More MS news articles for February 2001

Society offers program on Multiple Sclerosis

Jan 31 2001 12:00AM
For the 750 citizens of Wyoming who have multiple sclerosis (MS) a chronic disease of the central nervous system, this unpredictability is a reality.

Fortunately, since 1946 the National Multiple Sclerosis Society has been there to help.

Presently, the Wyoming Office of the National MS Society is offering "New Directions for People with MS in Wyoming," two informational programs and town meetings designed to educate the public about new directions in MS treatment and research and to discuss possible innovations in National MS Society programs for people living with MS in Wyoming.

Patricia Kennedy, RN/CNP Clinical Consultant for the National MS Society, and Clinical Coordinator for the Rocky Mountain MS Center's Spasticity Clinic and the Wellness Education Program will speak about recent developments in MS treatment and research, and will be available to answer questions from the audience. Mike Dugan, General, USAF, Ret., President and CEO of the National Multiple Sclerosis Society, will address the group on new directions in the National MS Society and programs in Wyoming. A light supper will be served. These town meetings are free of charge, and the public is welcome to attend.

One Town Meeting will take place on Monday, February 5, 2001 at the Radisson Hotel in Casper, the other will take place Tuesday, February 6 at Little America Hotel in Cheyenne. For more information or to RSVP, contact Mary Roberts at 307-234-2340 or 1-800-FIGHTMS (option1).

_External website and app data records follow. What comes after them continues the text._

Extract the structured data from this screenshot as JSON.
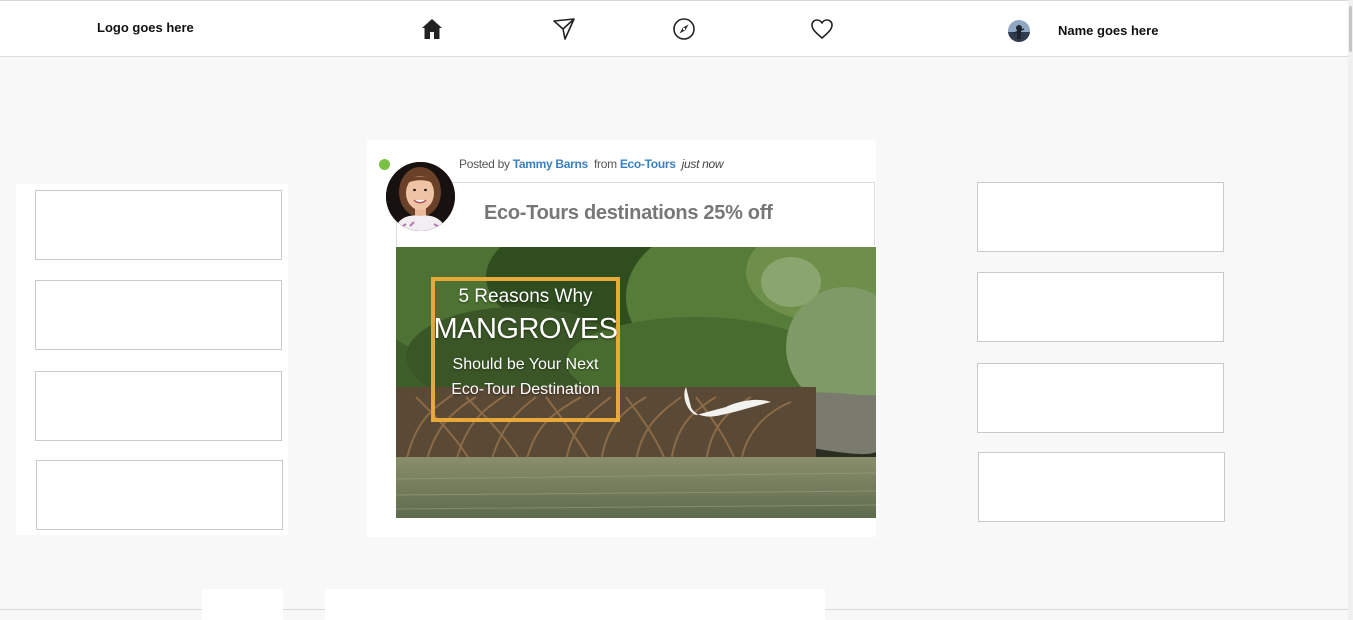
{
  "header": {
    "logo_text": "Logo goes here",
    "profile_name": "Name goes here",
    "nav_icons": [
      "home-icon",
      "send-icon",
      "compass-icon",
      "heart-icon"
    ]
  },
  "post": {
    "posted_by_prefix": "Posted by",
    "author": "Tammy Barns",
    "from_prefix": "from",
    "group": "Eco-Tours",
    "time": "just now",
    "title": "Eco-Tours destinations 25% off",
    "image": {
      "line1": "5 Reasons Why",
      "line2": "MANGROVES",
      "line3": "Should be Your Next",
      "line4": "Eco-Tour Destination"
    }
  },
  "colors": {
    "online_dot": "#7ac143",
    "link": "#3a7fc4",
    "frame": "#e7a93a"
  }
}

Multiple Sclerosis is often called a "prime of life" disease because of its tendency to strike during the early adult years. The National Multiple Sclerosis Society supports more MS research and serves more prople with MS than any national voluntary MS organization in the world. For more information on the programs of the National MS Society, call 1-800-FIGHTMS, e-mail, or visit

©Lusk Herald 2001